The reason I tell you this is because, in the ancient world, the most important task for the dad was to give the kids an inheritance. Why was it the most important task? So the kids could carry on the father’s legacy.
In the Gospel, there is a story of a father giving his sons an inheritance. The youngest son asks for his share of the inheritance. That seems to be a good thing. The kid, we assume, wants to carry on the father’s legacy. Maybe he wants to get a few more bullocks with extra horsepower, maybe hire more hands for the field, or expand the land. But instead of carrying on the dad’s legacy, he takes off and spends it all. What? So the story takes a turn–the son is forced to go back to the father, not because he likes the father, but because the father has food. The father is so happy to see him that he runs to him, embraces him, showers him with nice clothes and jewelry, and throws him a party.
Now the other son is upset and complains that the father has given him nothing. So what does the father do? He gives him everything he owns.
Here is the question. Why is the father so nice to these two ingrates? He is nice to them so that they will carry on his legacy. What is this legacy? He offers them compassion because they have none of it, either toward the father or toward each other. Now that the father gave them compassion, they can carry on his legacy.
So why is God so nice to sinners? God gives us what we do not have. Now that God has shown us compassion, we can carry on His legacy. I am grateful to my fly tying instructor for giving me hooks and feathers.

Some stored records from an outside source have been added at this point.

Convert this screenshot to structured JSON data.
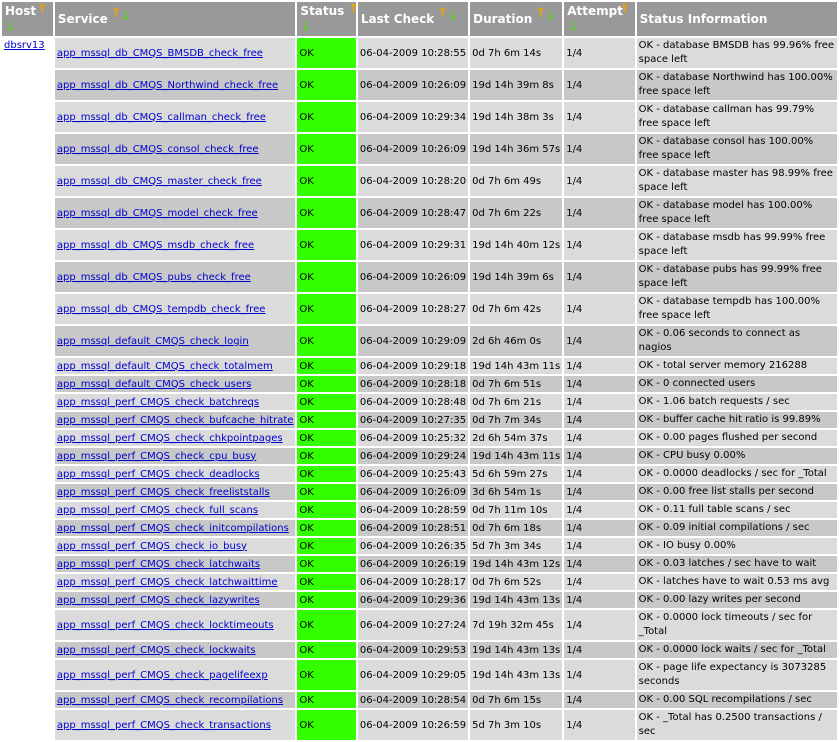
{
  "columns": {
    "host": "Host",
    "service": "Service",
    "status": "Status",
    "last_check": "Last Check",
    "duration": "Duration",
    "attempt": "Attempt",
    "status_info": "Status Information"
  },
  "sort_icons": {
    "ascending": "sort-ascending-icon",
    "descending": "sort-descending-icon"
  },
  "colors": {
    "header_bg": "#999999",
    "ok_bg": "#33ff00",
    "row_even": "#dbdbdb",
    "row_odd": "#c8c8c8",
    "link": "#0000cc"
  },
  "host": "dbsrv13",
  "rows": [
    {
      "service": "app_mssql_db_CMQS_BMSDB_check_free",
      "status": "OK",
      "last_check": "06-04-2009 10:28:55",
      "duration": "0d 7h 6m 14s",
      "attempt": "1/4",
      "info": "OK - database BMSDB has 99.96% free space left",
      "tall": true
    },
    {
      "service": "app_mssql_db_CMQS_Northwind_check_free",
      "status": "OK",
      "last_check": "06-04-2009 10:26:09",
      "duration": "19d 14h 39m 8s",
      "attempt": "1/4",
      "info": "OK - database Northwind has 100.00% free space left",
      "tall": true
    },
    {
      "service": "app_mssql_db_CMQS_callman_check_free",
      "status": "OK",
      "last_check": "06-04-2009 10:29:34",
      "duration": "19d 14h 38m 3s",
      "attempt": "1/4",
      "info": "OK - database callman has 99.79% free space left",
      "tall": true
    },
    {
      "service": "app_mssql_db_CMQS_consol_check_free",
      "status": "OK",
      "last_check": "06-04-2009 10:26:09",
      "duration": "19d 14h 36m 57s",
      "attempt": "1/4",
      "info": "OK - database consol has 100.00% free space left",
      "tall": true
    },
    {
      "service": "app_mssql_db_CMQS_master_check_free",
      "status": "OK",
      "last_check": "06-04-2009 10:28:20",
      "duration": "0d 7h 6m 49s",
      "attempt": "1/4",
      "info": "OK - database master has 98.99% free space left",
      "tall": true
    },
    {
      "service": "app_mssql_db_CMQS_model_check_free",
      "status": "OK",
      "last_check": "06-04-2009 10:28:47",
      "duration": "0d 7h 6m 22s",
      "attempt": "1/4",
      "info": "OK - database model has 100.00% free space left",
      "tall": true
    },
    {
      "service": "app_mssql_db_CMQS_msdb_check_free",
      "status": "OK",
      "last_check": "06-04-2009 10:29:31",
      "duration": "19d 14h 40m 12s",
      "attempt": "1/4",
      "info": "OK - database msdb has 99.99% free space left",
      "tall": true
    },
    {
      "service": "app_mssql_db_CMQS_pubs_check_free",
      "status": "OK",
      "last_check": "06-04-2009 10:26:09",
      "duration": "19d 14h 39m 6s",
      "attempt": "1/4",
      "info": "OK - database pubs has 99.99% free space left",
      "tall": true
    },
    {
      "service": "app_mssql_db_CMQS_tempdb_check_free",
      "status": "OK",
      "last_check": "06-04-2009 10:28:27",
      "duration": "0d 7h 6m 42s",
      "attempt": "1/4",
      "info": "OK - database tempdb has 100.00% free space left",
      "tall": true
    },
    {
      "service": "app_mssql_default_CMQS_check_login",
      "status": "OK",
      "last_check": "06-04-2009 10:29:09",
      "duration": "2d 6h 46m 0s",
      "attempt": "1/4",
      "info": "OK - 0.06 seconds to connect as nagios",
      "tall": false
    },
    {
      "service": "app_mssql_default_CMQS_check_totalmem",
      "status": "OK",
      "last_check": "06-04-2009 10:29:18",
      "duration": "19d 14h 43m 11s",
      "attempt": "1/4",
      "info": "OK - total server memory 216288",
      "tall": false
    },
    {
      "service": "app_mssql_default_CMQS_check_users",
      "status": "OK",
      "last_check": "06-04-2009 10:28:18",
      "duration": "0d 7h 6m 51s",
      "attempt": "1/4",
      "info": "OK - 0 connected users",
      "tall": false
    },
    {
      "service": "app_mssql_perf_CMQS_check_batchreqs",
      "status": "OK",
      "last_check": "06-04-2009 10:28:48",
      "duration": "0d 7h 6m 21s",
      "attempt": "1/4",
      "info": "OK - 1.06 batch requests / sec",
      "tall": false
    },
    {
      "service": "app_mssql_perf_CMQS_check_bufcache_hitrate",
      "status": "OK",
      "last_check": "06-04-2009 10:27:35",
      "duration": "0d 7h 7m 34s",
      "attempt": "1/4",
      "info": "OK - buffer cache hit ratio is 99.89%",
      "tall": false
    },
    {
      "service": "app_mssql_perf_CMQS_check_chkpointpages",
      "status": "OK",
      "last_check": "06-04-2009 10:25:32",
      "duration": "2d 6h 54m 37s",
      "attempt": "1/4",
      "info": "OK - 0.00 pages flushed per second",
      "tall": false
    },
    {
      "service": "app_mssql_perf_CMQS_check_cpu_busy",
      "status": "OK",
      "last_check": "06-04-2009 10:29:24",
      "duration": "19d 14h 43m 11s",
      "attempt": "1/4",
      "info": "OK - CPU busy 0.00%",
      "tall": false
    },
    {
      "service": "app_mssql_perf_CMQS_check_deadlocks",
      "status": "OK",
      "last_check": "06-04-2009 10:25:43",
      "duration": "5d 6h 59m 27s",
      "attempt": "1/4",
      "info": "OK - 0.0000 deadlocks / sec for _Total",
      "tall": false
    },
    {
      "service": "app_mssql_perf_CMQS_check_freeliststalls",
      "status": "OK",
      "last_check": "06-04-2009 10:26:09",
      "duration": "3d 6h 54m 1s",
      "attempt": "1/4",
      "info": "OK - 0.00 free list stalls per second",
      "tall": false
    },
    {
      "service": "app_mssql_perf_CMQS_check_full_scans",
      "status": "OK",
      "last_check": "06-04-2009 10:28:59",
      "duration": "0d 7h 11m 10s",
      "attempt": "1/4",
      "info": "OK - 0.11 full table scans / sec",
      "tall": false
    },
    {
      "service": "app_mssql_perf_CMQS_check_initcompilations",
      "status": "OK",
      "last_check": "06-04-2009 10:28:51",
      "duration": "0d 7h 6m 18s",
      "attempt": "1/4",
      "info": "OK - 0.09 initial compilations / sec",
      "tall": false
    },
    {
      "service": "app_mssql_perf_CMQS_check_io_busy",
      "status": "OK",
      "last_check": "06-04-2009 10:26:35",
      "duration": "5d 7h 3m 34s",
      "attempt": "1/4",
      "info": "OK - IO busy 0.00%",
      "tall": false
    },
    {
      "service": "app_mssql_perf_CMQS_check_latchwaits",
      "status": "OK",
      "last_check": "06-04-2009 10:26:19",
      "duration": "19d 14h 43m 12s",
      "attempt": "1/4",
      "info": "OK - 0.03 latches / sec have to wait",
      "tall": false
    },
    {
      "service": "app_mssql_perf_CMQS_check_latchwaittime",
      "status": "OK",
      "last_check": "06-04-2009 10:28:17",
      "duration": "0d 7h 6m 52s",
      "attempt": "1/4",
      "info": "OK - latches have to wait 0.53 ms avg",
      "tall": false
    },
    {
      "service": "app_mssql_perf_CMQS_check_lazywrites",
      "status": "OK",
      "last_check": "06-04-2009 10:29:36",
      "duration": "19d 14h 43m 13s",
      "attempt": "1/4",
      "info": "OK - 0.00 lazy writes per second",
      "tall": false
    },
    {
      "service": "app_mssql_perf_CMQS_check_locktimeouts",
      "status": "OK",
      "last_check": "06-04-2009 10:27:24",
      "duration": "7d 19h 32m 45s",
      "attempt": "1/4",
      "info": "OK - 0.0000 lock timeouts / sec for _Total",
      "tall": false
    },
    {
      "service": "app_mssql_perf_CMQS_check_lockwaits",
      "status": "OK",
      "last_check": "06-04-2009 10:29:53",
      "duration": "19d 14h 43m 13s",
      "attempt": "1/4",
      "info": "OK - 0.0000 lock waits / sec for _Total",
      "tall": false
    },
    {
      "service": "app_mssql_perf_CMQS_check_pagelifeexp",
      "status": "OK",
      "last_check": "06-04-2009 10:29:05",
      "duration": "19d 14h 43m 13s",
      "attempt": "1/4",
      "info": "OK - page life expectancy is 3073285 seconds",
      "tall": true
    },
    {
      "service": "app_mssql_perf_CMQS_check_recompilations",
      "status": "OK",
      "last_check": "06-04-2009 10:28:54",
      "duration": "0d 7h 6m 15s",
      "attempt": "1/4",
      "info": "OK - 0.00 SQL recompilations / sec",
      "tall": false
    },
    {
      "service": "app_mssql_perf_CMQS_check_transactions",
      "status": "OK",
      "last_check": "06-04-2009 10:26:59",
      "duration": "5d 7h 3m 10s",
      "attempt": "1/4",
      "info": "OK - _Total has 0.2500 transactions / sec",
      "tall": false
    }
  ]
}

He gave me everything I needed to carry on his legacy. So too, God gives us everything we need to carry on His legacy.Back to All Homilies